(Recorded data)
§ §

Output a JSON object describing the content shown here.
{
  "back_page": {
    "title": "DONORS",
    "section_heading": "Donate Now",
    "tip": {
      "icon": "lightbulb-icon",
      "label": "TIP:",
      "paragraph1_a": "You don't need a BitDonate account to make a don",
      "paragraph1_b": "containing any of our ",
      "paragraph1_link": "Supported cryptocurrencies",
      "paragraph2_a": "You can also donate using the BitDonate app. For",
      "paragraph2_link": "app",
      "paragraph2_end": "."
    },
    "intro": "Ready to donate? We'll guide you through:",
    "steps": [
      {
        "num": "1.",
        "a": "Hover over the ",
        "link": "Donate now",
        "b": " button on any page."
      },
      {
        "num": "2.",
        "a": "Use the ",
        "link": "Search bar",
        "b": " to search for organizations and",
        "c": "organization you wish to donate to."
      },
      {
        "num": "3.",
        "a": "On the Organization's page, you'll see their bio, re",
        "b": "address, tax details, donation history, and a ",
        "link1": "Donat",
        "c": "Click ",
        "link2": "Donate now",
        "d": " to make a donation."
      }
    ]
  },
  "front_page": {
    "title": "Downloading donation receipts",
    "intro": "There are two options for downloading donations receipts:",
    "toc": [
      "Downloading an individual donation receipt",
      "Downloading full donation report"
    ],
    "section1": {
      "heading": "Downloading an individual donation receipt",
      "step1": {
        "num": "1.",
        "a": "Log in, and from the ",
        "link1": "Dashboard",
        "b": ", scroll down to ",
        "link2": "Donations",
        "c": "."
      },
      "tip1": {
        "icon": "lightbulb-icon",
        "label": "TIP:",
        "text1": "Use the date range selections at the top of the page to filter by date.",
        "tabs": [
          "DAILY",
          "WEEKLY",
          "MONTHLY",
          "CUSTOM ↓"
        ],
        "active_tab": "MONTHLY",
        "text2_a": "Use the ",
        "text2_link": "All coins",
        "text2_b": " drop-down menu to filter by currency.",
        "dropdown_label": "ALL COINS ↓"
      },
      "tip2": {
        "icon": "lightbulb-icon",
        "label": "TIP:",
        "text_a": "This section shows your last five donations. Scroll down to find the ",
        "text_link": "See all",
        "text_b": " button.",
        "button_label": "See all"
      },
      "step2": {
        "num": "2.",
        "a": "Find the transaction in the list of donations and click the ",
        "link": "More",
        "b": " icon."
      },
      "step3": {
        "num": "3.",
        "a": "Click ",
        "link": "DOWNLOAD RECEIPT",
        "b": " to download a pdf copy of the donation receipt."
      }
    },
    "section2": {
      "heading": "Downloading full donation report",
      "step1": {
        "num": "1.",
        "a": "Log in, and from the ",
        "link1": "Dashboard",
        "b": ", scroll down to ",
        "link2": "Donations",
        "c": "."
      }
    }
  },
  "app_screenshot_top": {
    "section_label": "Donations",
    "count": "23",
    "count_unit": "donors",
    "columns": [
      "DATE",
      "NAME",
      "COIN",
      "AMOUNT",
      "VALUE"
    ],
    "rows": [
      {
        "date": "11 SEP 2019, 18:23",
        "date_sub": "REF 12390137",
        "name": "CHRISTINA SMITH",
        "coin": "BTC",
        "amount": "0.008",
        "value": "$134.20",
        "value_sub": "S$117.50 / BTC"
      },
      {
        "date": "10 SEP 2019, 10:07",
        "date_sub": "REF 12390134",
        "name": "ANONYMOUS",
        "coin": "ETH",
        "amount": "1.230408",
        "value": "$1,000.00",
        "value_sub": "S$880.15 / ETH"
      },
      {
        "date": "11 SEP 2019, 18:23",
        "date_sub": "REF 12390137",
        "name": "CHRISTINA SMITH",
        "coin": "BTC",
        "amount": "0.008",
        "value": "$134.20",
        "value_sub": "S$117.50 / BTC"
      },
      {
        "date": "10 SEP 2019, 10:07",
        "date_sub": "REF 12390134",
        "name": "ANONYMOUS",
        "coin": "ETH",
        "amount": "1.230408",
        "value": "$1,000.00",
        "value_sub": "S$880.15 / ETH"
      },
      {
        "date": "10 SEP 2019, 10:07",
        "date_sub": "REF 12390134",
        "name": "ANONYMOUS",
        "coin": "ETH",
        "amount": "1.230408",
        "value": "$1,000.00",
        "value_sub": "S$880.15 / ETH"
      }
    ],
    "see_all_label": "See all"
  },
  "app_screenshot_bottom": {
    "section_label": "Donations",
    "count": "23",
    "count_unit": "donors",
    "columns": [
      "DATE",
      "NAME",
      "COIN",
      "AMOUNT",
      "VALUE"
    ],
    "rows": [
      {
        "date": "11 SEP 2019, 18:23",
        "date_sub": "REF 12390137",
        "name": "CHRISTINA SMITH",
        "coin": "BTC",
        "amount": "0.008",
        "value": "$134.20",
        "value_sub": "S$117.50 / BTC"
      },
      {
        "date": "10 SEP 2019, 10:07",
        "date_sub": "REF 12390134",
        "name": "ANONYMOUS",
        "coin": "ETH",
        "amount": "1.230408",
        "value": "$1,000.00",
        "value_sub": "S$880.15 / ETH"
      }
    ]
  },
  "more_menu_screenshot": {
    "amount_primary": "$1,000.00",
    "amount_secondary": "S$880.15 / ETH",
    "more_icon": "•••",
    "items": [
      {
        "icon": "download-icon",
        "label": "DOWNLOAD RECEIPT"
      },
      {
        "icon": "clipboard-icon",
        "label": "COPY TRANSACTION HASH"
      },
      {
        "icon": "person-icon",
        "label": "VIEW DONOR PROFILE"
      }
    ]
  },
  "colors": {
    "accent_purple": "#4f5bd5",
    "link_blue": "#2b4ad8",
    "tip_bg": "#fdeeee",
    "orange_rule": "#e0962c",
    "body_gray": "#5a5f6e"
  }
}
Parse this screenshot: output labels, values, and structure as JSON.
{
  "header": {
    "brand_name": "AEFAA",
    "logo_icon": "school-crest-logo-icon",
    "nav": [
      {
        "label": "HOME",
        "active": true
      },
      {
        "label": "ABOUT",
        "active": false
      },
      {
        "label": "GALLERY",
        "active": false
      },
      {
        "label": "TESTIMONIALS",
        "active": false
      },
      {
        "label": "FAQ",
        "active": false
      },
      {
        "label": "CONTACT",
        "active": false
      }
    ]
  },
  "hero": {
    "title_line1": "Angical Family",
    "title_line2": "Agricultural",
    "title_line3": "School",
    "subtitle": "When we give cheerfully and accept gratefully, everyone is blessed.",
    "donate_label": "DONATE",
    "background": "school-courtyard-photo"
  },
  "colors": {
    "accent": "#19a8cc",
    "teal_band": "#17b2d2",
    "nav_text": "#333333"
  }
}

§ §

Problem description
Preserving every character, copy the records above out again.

Result of this task
Output a JSON object describing the content shown here.
{
  "back_page": {
    "title": "DONORS",
    "section_heading": "Donate Now",
    "tip": {
      "icon": "lightbulb-icon",
      "label": "TIP:",
      "paragraph1_a": "You don't need a BitDonate account to make a don",
      "paragraph1_b": "containing any of our ",
      "paragraph1_link": "Supported cryptocurrencies",
      "paragraph2_a": "You can also donate using the BitDonate app. For",
      "paragraph2_link": "app",
      "paragraph2_end": "."
    },
    "intro": "Ready to donate? We'll guide you through:",
    "steps": [
      {
        "num": "1.",
        "a": "Hover over the ",
        "link": "Donate now",
        "b": " button on any page."
      },
      {
        "num": "2.",
        "a": "Use the ",
        "link": "Search bar",
        "b": " to search for organizations and",
        "c": "organization you wish to donate to."
      },
      {
        "num": "3.",
        "a": "On the Organization's page, you'll see their bio, re",
        "b": "address, tax details, donation history, and a ",
        "link1": "Donat",
        "c": "Click ",
        "link2": "Donate now",
        "d": " to make a donation."
      }
    ]
  },
  "front_page": {
    "title": "Downloading donation receipts",
    "intro": "There are two options for downloading donations receipts:",
    "toc": [
      "Downloading an individual donation receipt",
      "Downloading full donation report"
    ],
    "section1": {
      "heading": "Downloading an individual donation receipt",
      "step1": {
        "num": "1.",
        "a": "Log in, and from the ",
        "link1": "Dashboard",
        "b": ", scroll down to ",
        "link2": "Donations",
        "c": "."
      },
      "tip1": {
        "icon": "lightbulb-icon",
        "label": "TIP:",
        "text1": "Use the date range selections at the top of the page to filter by date.",
        "tabs": [
          "DAILY",
          "WEEKLY",
          "MONTHLY",
          "CUSTOM ↓"
        ],
        "active_tab": "MONTHLY",
        "text2_a": "Use the ",
        "text2_link": "All coins",
        "text2_b": " drop-down menu to filter by currency.",
        "dropdown_label": "ALL COINS ↓"
      },
      "tip2": {
        "icon": "lightbulb-icon",
        "label": "TIP:",
        "text_a": "This section shows your last five donations. Scroll down to find the ",
        "text_link": "See all",
        "text_b": " button.",
        "button_label": "See all"
      },
      "step2": {
        "num": "2.",
        "a": "Find the transaction in the list of donations and click the ",
        "link": "More",
        "b": " icon."
      },
      "step3": {
        "num": "3.",
        "a": "Click ",
        "link": "DOWNLOAD RECEIPT",
        "b": " to download a pdf copy of the donation receipt."
      }
    },
    "section2": {
      "heading": "Downloading full donation report",
      "step1": {
        "num": "1.",
        "a": "Log in, and from the ",
        "link1": "Dashboard",
        "b": ", scroll down to ",
        "link2": "Donations",
        "c": "."
      }
    }
  },
  "app_screenshot_top": {
    "section_label": "Donations",
    "count": "23",
    "count_unit": "donors",
    "columns": [
      "DATE",
      "NAME",
      "COIN",
      "AMOUNT",
      "VALUE"
    ],
    "rows": [
      {
        "date": "11 SEP 2019, 18:23",
        "date_sub": "REF 12390137",
        "name": "CHRISTINA SMITH",
        "coin": "BTC",
        "amount": "0.008",
        "value": "$134.20",
        "value_sub": "S$117.50 / BTC"
      },
      {
        "date": "10 SEP 2019, 10:07",
        "date_sub": "REF 12390134",
        "name": "ANONYMOUS",
        "coin": "ETH",
        "amount": "1.230408",
        "value": "$1,000.00",
        "value_sub": "S$880.15 / ETH"
      },
      {
        "date": "11 SEP 2019, 18:23",
        "date_sub": "REF 12390137",
        "name": "CHRISTINA SMITH",
        "coin": "BTC",
        "amount": "0.008",
        "value": "$134.20",
        "value_sub": "S$117.50 / BTC"
      },
      {
        "date": "10 SEP 2019, 10:07",
        "date_sub": "REF 12390134",
        "name": "ANONYMOUS",
        "coin": "ETH",
        "amount": "1.230408",
        "value": "$1,000.00",
        "value_sub": "S$880.15 / ETH"
      },
      {
        "date": "10 SEP 2019, 10:07",
        "date_sub": "REF 12390134",
        "name": "ANONYMOUS",
        "coin": "ETH",
        "amount": "1.230408",
        "value": "$1,000.00",
        "value_sub": "S$880.15 / ETH"
      }
    ],
    "see_all_label": "See all"
  },
  "app_screenshot_bottom": {
    "section_label": "Donations",
    "count": "23",
    "count_unit": "donors",
    "columns": [
      "DATE",
      "NAME",
      "COIN",
      "AMOUNT",
      "VALUE"
    ],
    "rows": [
      {
        "date": "11 SEP 2019, 18:23",
        "date_sub": "REF 12390137",
        "name": "CHRISTINA SMITH",
        "coin": "BTC",
        "amount": "0.008",
        "value": "$134.20",
        "value_sub": "S$117.50 / BTC"
      },
      {
        "date": "10 SEP 2019, 10:07",
        "date_sub": "REF 12390134",
        "name": "ANONYMOUS",
        "coin": "ETH",
        "amount": "1.230408",
        "value": "$1,000.00",
        "value_sub": "S$880.15 / ETH"
      }
    ]
  },
  "more_menu_screenshot": {
    "amount_primary": "$1,000.00",
    "amount_secondary": "S$880.15 / ETH",
    "more_icon": "•••",
    "items": [
      {
        "icon": "download-icon",
        "label": "DOWNLOAD RECEIPT"
      },
      {
        "icon": "clipboard-icon",
        "label": "COPY TRANSACTION HASH"
      },
      {
        "icon": "person-icon",
        "label": "VIEW DONOR PROFILE"
      }
    ]
  },
  "colors": {
    "accent_purple": "#4f5bd5",
    "link_blue": "#2b4ad8",
    "tip_bg": "#fdeeee",
    "orange_rule": "#e0962c",
    "body_gray": "#5a5f6e"
  }
}
Parse this screenshot: output labels, values, and structure as JSON.
{
  "header": {
    "brand_name": "AEFAA",
    "logo_icon": "school-crest-logo-icon",
    "nav": [
      {
        "label": "HOME",
        "active": true
      },
      {
        "label": "ABOUT",
        "active": false
      },
      {
        "label": "GALLERY",
        "active": false
      },
      {
        "label": "TESTIMONIALS",
        "active": false
      },
      {
        "label": "FAQ",
        "active": false
      },
      {
        "label": "CONTACT",
        "active": false
      }
    ]
  },
  "hero": {
    "title_line1": "Angical Family",
    "title_line2": "Agricultural",
    "title_line3": "School",
    "subtitle": "When we give cheerfully and accept gratefully, everyone is blessed.",
    "donate_label": "DONATE",
    "background": "school-courtyard-photo"
  },
  "colors": {
    "accent": "#19a8cc",
    "teal_band": "#17b2d2",
    "nav_text": "#333333"
  }
}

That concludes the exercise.